As Ayers left the hall, I attempted to ask him about a Weather Underground bomb factory, where his fingerprints were found, that included anti-personnel weapons, stabbing devices, C-4 plastic explosive, and dozens of Marxist-Leninist books and pamphlets. Ayers would not stop for an interview and refused to sit down for a series of questions and answers that could be recorded.
Reminded that he had recommended in his talk that community activists should talk to strangers and not sit around and smoke dope amongst themselves, Ayers said he was only willing to talk off-camera. A representative of one of the organizing groups, Global Exchange, then tried to escort me away from where the terror couple was scheduled to sign books.
In a separate interview on tape, event organizer Kevin Danaher of Global Exchange refused to say much on the record about why Ayers and Dohrn had been invited. Off camera, he appealed for critics to exercise Christian forgiveness, only to be reminded by Trevor Loudon that the unrepentant terrorists have never asked for forgiveness and in fact have said that they didn’t do enough for the communist cause.
Grathwohl, after seeing the videos, said he was intrigued by the methods they used to avoid the questions. He commented, “Bill especially ignored the question regarding the dedication of Prairie Fire to the assassin of Robert Kennedy, Sirhan Sirhan, by turning his back to you and walking away. This is the same tactic Bill used against me at St. Mary’s college in California. He avoided me and ran out the back door.”
Grathwohl noted that “Bernardine appeared angry at being questioned and when she spoke on stage she denied being a terrorist—which she and Bill were—by their own admissions in the communiqués and writings they produced while underground with the Weathermen. She was much more concerned with the millions of people allegedly killed by the U.S. in Southeast Asia but said nothing about the millions killed by the communists such as Pol Pot in Cambodia after the war ended.”
Communist forces based in North Vietnam conquered South Vietnam in 1975, after the U.S. Congress forced the withdrawal of U.S. military troops, and then took control of neighboring Cambodia. The Black Book of Communism puts the number of dead at the hands of the communists in Vietnam and Cambodia at three million.
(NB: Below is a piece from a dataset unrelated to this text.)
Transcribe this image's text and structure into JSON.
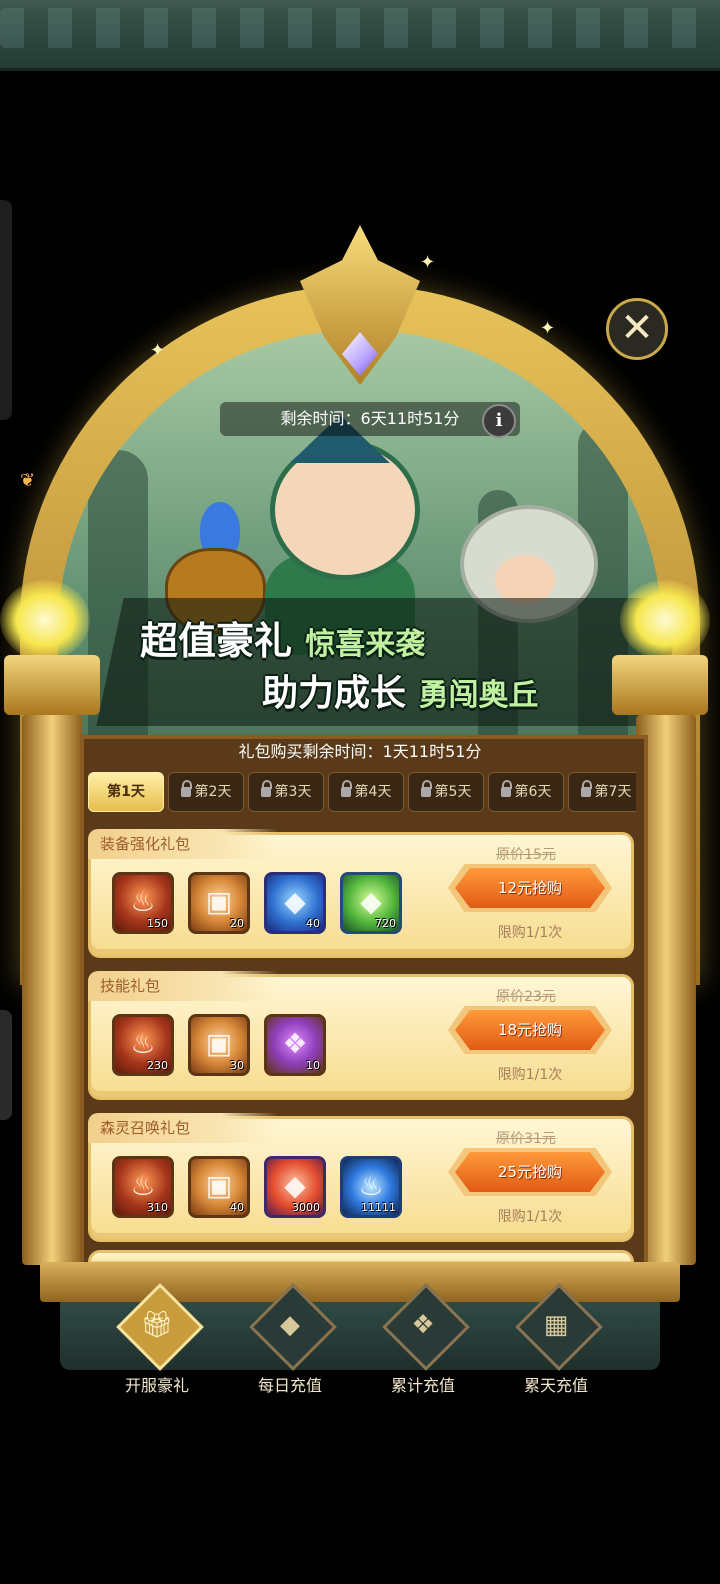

Hundreds of thousands more fled South Vietnam in leaky boats and 800,000 were sent to communist “re-education” camps.
Grathwohl took issue with the claim that Ayers and Dohrn were “anti-war activists.” He said, “If this were the truth then why did Bernardine and Billy continue their terrorist activities for years after the war ended?”
Trevor Loudon commented that it was clear that Ayers and Dohrn “are as much in the grip of their socialist delusions as they were back in the 1960s. That’s what makes them dangerous. They genuinely believe in what they are doing. These are committed people, ‘true believers’ in a cause they will serve to their graves.”